The Occult
A true understanding of the modern definition of the occult cannot be separated from an understanding of the philosophical debate over primary and secondary qualities. Simply put, "an 'occult quality' is anything that is deemed to possess an exclusively objective existence, in spite of being imperceptible" (WCT 25).

In current terms, Barfield asks us to remember, "All qualities are occult, inasmuch as they are not accessible to passive sensation alone. There has to be an element of feeling in the perception, which is ruled out by the presuppositions of the scientific method.

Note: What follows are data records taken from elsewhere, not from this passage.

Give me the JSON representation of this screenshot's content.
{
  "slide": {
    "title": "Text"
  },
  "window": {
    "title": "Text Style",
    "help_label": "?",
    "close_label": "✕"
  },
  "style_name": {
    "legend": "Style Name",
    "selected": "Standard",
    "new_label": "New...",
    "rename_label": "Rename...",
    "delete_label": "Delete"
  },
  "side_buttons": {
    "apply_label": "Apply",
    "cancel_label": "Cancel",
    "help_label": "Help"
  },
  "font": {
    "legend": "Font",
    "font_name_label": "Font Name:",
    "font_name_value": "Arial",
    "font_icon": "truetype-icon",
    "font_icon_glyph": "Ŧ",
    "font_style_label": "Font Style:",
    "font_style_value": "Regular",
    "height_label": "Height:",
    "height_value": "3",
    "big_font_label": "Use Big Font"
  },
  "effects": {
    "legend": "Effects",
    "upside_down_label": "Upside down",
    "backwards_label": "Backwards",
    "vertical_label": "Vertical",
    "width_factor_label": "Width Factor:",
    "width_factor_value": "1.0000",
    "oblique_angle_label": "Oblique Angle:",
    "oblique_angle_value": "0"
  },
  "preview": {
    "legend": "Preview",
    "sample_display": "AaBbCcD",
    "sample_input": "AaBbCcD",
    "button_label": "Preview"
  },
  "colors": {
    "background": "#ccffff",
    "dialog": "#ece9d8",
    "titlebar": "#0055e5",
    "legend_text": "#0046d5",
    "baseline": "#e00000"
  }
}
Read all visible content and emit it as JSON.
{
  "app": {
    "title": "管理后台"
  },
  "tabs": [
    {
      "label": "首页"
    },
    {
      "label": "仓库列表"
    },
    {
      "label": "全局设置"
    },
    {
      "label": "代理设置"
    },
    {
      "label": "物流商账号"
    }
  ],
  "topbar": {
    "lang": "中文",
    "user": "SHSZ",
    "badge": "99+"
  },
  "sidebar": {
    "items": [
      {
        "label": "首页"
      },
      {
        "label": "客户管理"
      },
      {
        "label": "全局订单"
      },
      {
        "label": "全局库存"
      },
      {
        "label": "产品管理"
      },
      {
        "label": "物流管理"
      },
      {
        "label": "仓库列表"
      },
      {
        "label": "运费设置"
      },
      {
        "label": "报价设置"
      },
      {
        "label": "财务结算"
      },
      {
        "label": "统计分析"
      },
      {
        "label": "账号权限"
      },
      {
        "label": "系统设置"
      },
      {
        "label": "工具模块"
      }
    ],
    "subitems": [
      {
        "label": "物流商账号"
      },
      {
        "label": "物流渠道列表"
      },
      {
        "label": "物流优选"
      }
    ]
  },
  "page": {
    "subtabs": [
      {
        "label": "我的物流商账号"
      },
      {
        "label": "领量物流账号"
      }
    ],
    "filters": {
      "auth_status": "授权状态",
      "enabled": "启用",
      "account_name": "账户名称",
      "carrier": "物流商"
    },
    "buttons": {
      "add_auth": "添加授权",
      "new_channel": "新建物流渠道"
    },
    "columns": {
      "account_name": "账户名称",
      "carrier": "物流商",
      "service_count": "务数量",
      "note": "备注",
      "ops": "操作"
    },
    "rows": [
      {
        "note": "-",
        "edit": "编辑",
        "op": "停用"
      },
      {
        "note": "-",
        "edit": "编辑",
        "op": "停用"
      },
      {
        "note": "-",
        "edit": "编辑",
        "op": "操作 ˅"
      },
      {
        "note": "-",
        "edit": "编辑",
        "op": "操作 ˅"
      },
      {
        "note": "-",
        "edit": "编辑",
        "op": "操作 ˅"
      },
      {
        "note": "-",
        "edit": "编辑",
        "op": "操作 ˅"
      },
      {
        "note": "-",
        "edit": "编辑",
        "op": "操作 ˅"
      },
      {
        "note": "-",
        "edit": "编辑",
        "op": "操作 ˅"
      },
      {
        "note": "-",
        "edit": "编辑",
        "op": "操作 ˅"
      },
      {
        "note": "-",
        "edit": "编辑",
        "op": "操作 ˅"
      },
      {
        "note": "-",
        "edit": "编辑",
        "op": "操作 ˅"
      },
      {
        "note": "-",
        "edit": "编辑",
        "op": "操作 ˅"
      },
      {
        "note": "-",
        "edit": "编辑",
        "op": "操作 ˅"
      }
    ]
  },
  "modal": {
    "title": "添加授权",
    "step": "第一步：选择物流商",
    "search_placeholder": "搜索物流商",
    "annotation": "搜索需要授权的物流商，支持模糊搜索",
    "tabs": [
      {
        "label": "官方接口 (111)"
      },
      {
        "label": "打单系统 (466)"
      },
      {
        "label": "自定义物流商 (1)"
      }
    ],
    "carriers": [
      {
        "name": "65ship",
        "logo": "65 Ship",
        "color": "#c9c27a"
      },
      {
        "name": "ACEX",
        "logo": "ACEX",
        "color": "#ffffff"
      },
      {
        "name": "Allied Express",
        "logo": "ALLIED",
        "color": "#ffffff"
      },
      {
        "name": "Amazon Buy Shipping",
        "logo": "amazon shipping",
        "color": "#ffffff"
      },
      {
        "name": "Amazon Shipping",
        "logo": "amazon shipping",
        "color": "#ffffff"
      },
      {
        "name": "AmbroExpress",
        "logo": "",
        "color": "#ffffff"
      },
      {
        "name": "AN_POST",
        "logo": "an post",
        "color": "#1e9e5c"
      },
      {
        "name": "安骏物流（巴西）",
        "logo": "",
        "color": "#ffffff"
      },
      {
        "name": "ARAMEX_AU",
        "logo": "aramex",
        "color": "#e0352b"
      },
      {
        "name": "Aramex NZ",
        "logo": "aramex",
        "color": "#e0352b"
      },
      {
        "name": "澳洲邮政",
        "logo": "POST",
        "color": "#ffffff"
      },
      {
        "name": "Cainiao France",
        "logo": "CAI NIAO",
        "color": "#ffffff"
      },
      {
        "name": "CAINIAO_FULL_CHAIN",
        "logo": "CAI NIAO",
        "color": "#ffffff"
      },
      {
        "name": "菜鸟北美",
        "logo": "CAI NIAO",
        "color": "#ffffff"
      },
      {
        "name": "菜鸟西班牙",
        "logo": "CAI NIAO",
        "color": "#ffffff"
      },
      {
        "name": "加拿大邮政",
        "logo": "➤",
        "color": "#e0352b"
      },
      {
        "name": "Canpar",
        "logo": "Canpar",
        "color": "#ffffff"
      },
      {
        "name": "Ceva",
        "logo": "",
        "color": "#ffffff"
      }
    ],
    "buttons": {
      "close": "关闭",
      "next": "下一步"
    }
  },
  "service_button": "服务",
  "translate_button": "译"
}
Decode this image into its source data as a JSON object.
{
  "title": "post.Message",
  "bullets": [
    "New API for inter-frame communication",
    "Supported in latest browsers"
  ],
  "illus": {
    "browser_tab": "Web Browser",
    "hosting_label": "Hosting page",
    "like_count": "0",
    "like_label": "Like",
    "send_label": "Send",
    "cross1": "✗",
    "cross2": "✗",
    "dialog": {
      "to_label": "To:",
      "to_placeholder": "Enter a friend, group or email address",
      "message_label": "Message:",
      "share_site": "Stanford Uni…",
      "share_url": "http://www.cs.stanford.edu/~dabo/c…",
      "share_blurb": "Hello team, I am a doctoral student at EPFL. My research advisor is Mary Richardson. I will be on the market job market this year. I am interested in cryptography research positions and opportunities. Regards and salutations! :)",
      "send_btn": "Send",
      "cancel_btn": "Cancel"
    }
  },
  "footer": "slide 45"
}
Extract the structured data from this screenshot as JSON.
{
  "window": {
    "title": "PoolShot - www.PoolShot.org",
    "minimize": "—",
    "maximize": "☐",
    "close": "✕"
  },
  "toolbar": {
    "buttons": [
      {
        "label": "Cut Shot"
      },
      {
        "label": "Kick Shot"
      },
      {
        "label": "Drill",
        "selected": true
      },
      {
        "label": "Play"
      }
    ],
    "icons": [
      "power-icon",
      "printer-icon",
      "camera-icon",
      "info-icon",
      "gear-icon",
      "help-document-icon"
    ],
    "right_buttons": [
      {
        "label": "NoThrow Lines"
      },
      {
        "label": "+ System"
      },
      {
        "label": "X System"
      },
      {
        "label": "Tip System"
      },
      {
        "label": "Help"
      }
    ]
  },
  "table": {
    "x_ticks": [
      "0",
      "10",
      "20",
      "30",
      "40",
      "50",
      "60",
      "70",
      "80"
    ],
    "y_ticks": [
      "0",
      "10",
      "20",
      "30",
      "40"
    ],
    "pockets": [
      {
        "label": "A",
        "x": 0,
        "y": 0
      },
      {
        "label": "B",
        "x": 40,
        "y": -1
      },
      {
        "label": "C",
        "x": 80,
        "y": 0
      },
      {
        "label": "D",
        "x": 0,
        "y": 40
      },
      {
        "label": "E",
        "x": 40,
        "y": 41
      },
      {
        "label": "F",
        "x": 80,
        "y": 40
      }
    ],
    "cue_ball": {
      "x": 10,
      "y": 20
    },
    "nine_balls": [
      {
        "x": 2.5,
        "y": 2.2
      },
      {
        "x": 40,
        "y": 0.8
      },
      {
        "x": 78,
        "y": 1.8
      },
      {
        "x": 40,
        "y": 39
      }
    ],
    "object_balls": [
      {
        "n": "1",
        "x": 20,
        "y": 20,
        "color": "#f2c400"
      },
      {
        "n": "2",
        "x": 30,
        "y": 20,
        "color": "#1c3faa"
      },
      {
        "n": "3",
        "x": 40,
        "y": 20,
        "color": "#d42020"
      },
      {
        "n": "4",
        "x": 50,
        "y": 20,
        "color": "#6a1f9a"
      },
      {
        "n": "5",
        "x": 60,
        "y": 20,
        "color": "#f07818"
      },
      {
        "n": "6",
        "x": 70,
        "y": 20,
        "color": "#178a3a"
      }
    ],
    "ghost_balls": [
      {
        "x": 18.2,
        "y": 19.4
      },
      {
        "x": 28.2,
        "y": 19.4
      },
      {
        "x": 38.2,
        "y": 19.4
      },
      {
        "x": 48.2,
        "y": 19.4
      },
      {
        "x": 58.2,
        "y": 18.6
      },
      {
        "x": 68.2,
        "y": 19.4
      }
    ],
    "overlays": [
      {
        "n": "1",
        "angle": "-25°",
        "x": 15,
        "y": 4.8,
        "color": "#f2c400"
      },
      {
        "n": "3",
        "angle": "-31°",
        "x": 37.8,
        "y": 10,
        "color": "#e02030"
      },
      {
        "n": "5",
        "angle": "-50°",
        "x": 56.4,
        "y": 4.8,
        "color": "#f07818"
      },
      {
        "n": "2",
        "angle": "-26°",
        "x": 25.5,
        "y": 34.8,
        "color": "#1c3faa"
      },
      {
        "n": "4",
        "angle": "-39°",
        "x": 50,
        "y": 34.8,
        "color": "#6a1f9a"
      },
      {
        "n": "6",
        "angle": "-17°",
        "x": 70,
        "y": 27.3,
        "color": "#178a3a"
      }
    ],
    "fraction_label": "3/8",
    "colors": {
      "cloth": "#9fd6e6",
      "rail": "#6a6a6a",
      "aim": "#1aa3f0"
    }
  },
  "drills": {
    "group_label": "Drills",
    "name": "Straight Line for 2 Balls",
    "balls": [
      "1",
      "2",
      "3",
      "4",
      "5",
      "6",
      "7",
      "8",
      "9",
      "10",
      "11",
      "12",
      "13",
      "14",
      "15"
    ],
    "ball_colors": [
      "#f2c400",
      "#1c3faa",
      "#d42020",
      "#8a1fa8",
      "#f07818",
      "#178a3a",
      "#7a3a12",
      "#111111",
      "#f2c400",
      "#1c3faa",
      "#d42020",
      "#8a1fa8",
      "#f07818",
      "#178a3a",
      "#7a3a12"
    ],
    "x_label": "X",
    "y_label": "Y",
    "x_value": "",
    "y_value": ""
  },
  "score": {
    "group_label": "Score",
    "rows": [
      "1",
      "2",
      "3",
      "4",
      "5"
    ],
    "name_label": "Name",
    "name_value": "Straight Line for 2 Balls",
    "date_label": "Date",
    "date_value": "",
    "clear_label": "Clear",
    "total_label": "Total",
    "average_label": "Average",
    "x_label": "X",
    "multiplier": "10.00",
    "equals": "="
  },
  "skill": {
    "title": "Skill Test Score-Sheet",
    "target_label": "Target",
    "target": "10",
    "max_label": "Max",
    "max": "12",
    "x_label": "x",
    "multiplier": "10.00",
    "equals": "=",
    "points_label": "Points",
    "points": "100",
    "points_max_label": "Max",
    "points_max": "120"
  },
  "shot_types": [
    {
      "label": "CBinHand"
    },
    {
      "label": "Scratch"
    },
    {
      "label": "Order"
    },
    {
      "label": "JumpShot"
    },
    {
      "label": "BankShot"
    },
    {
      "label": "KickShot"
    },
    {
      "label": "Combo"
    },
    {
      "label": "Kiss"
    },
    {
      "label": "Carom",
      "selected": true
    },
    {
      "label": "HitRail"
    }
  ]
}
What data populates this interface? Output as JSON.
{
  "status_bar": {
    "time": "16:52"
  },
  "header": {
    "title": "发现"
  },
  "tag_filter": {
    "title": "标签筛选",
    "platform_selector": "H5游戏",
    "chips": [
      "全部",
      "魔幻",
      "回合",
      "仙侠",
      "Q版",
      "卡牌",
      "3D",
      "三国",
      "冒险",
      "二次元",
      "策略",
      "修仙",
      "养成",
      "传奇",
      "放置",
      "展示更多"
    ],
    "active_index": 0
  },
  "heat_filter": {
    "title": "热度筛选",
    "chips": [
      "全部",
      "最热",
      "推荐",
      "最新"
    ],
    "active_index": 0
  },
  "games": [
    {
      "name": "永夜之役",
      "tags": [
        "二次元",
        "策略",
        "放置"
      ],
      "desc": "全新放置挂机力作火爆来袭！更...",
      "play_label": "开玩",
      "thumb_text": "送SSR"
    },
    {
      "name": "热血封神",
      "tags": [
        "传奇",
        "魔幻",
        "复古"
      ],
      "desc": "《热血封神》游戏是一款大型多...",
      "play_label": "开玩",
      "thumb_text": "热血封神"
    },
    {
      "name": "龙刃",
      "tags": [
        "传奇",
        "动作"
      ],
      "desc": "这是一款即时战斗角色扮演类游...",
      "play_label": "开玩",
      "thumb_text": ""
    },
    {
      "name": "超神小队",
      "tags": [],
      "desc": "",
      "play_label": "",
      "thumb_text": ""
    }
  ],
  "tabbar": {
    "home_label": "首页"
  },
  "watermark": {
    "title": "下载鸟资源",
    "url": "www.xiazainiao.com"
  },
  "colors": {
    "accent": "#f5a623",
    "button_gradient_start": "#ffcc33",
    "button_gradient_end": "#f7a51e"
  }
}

That is why science has become all quantities" ("IOB" 13).

The sort of acts and/or knowledge customarily thought of as occult (talking with the dead, etc.), these Barfield describes as being like attempts "to botanize, or to cultivate, a love and understanding of nature by investigating fungi." "This is," he adds, "not to condemn it. A loving study of fungi may well throw a special light not only on fungi themselves, but on the whole working of nature in her normal manifestations" (RM 153-54).

See in particular "Science and Quality" (RM 176-86).